Effect of annealing on the depth profile of hole concentration in (Ga,Mn)As

Physical Review B (Impact Factor: 3.66). 03/2005; DOI: 10.1103/PhysRevB.71.205213
Source: arXiv

ABSTRACT The effect of annealing at 250 C on the carrier depth profile, Mn distribution, electrical conductivity, and Curie temperature of (Ga,Mn)As layers with thicknesses > 200 nm, grown by molecular-beam epitaxy at low temperatures, is studied by a variety of analytical methods. The vertical gradient in hole concentration, revealed by electrochemical capacitance-voltage profiling, is shown to play a key role in the understanding of conductivity and magnetization data. The gradient, basically already present in as-grown samples, is strongly influenced by post-growth annealing. From secondary ion mass spectroscopy it can be concluded that, at least in thick layers, the change in carrier depth profile and thus in conductivity is not primarily due to out-diffusion of Mn interstitials during annealing. Two alternative possible models are discussed. Comment: 8 pages, 8 figures, to appear in Phys. Rev. B
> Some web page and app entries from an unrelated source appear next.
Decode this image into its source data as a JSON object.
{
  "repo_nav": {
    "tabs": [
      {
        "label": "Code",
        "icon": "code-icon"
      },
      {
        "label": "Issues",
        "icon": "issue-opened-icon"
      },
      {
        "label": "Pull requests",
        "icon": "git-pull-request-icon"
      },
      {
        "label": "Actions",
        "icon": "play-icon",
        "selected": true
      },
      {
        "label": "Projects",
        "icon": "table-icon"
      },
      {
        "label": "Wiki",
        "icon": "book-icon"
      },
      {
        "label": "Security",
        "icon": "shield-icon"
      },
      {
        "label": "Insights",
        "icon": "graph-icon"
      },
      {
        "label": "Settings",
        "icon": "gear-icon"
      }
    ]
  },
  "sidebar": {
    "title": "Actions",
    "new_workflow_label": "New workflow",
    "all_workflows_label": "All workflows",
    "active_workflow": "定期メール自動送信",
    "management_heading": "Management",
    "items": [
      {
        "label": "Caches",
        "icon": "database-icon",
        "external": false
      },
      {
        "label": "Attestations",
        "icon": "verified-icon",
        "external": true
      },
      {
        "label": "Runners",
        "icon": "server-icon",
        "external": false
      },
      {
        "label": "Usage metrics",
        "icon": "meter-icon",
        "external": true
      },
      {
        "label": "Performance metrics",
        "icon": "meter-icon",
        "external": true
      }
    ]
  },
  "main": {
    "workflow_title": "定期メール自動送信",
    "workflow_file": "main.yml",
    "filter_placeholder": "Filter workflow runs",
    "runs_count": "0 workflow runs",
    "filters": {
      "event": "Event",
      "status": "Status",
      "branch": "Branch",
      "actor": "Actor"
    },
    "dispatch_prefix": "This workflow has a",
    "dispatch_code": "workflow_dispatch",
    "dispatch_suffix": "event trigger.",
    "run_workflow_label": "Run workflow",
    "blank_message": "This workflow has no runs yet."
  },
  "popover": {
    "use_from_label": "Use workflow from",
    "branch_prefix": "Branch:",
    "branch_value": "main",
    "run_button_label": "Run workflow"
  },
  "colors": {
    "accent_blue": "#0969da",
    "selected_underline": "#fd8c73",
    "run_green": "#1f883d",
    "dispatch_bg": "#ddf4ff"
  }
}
  • Source
    [Show abstract] [Hide abstract]
    ABSTRACT: A modeling approach for standing spin-wave resonances based on a finite-difference formulation of the Landau-Lifshitz-Gilbert equation is presented. In contrast to a previous study [Bihler et al., Phys. Rev. B 79, 045205 (2009)], this formalism accounts for elliptical magnetization precession and magnetic properties arbitrarily varying across the layer thickness, including the magnetic anisotropy parameters, the exchange stiffness, the Gilbert damping, and the saturation magnetization. To demonstrate the usefulness of our modeling approach, we experimentally study a set of (Ga,Mn)As samples grown by low-temperature molecular-beam epitaxy by means of electrochemical capacitance-voltage measurements and angle-dependent standing spin-wave resonance spectroscopy. By applying our modeling approach, the angle dependence of the spin-wave resonance data can be reproduced in a simulation with one set of simulation parameters for all external field orientations. We find that the approximately linear gradient in the out-of-plane magnetic anisotropy is related to a linear gradient in the hole concentrations of the samples.
    Physical Review B 03/2013; 87(22). · 3.66 Impact Factor
  • Source
    [Show abstract] [Hide abstract]
    ABSTRACT: We theoretically investigate the interplay between local lattice distortions around the Mn(2+) impurity ion and its magnetization, mediated through spin-orbit coupling of holes. We show that the tetrahedral symmetry around the Mn(2+) ion is spontaneously broken and that local Jahn-Teller distortions coupled with growth strain result in uniaxial magnetic anisotropy. We also account for the experimentally observed in-plane uniaxial magnetic anisotropy rotation due to variation of hole density. According to this model, lack of inversion and top-down symmetries of (Ga, Mn)As layers lead to in-plane biaxial symmetry breaking in the presence of Jahn-Teller distortions.
    Journal of Physics Condensed Matter 04/2013; 25(20):206005. · 2.22 Impact Factor
  • [Show abstract] [Hide abstract]
    ABSTRACT: We present the results of combined density functional and many-body calculations of the electronic and magnetic properties of the defect-free digital ferromagnetic heterostructures obtained by doping GaAs with Cr and Mn. While the local-density approximation +U predicts half-metallicity in these defect-free delta-doped heterostructures, we demonstrate that local many-body correlations captured by dynamical mean-field theory induce within the minority-spin channel nonquasiparticle states just above EF. As a consequence of the existence of these many-body states the half-metallic gap is closed and the carriers’ spin polarization is significantly reduced. Below the Fermi level the minority-spin highest valence states are found to localize more on the GaAs layers, being independent of the type of electronic correlations considered. Thus, our results confirm the confinement of carriers in these delta-doped heterostructures, having a spin polarization that follows a different temperature dependence than the magnetization. We suggest that polarized hot-electron photoluminescence experiments might uncover evidence for the existence of many-body states within the minority-spin channel and elucidate their finite-temperature behavior.
    Physical review. B, Condensed matter 01/2011; 83(12). · 3.77 Impact Factor

Full-text (2 Sources)

Available from
May 22, 2014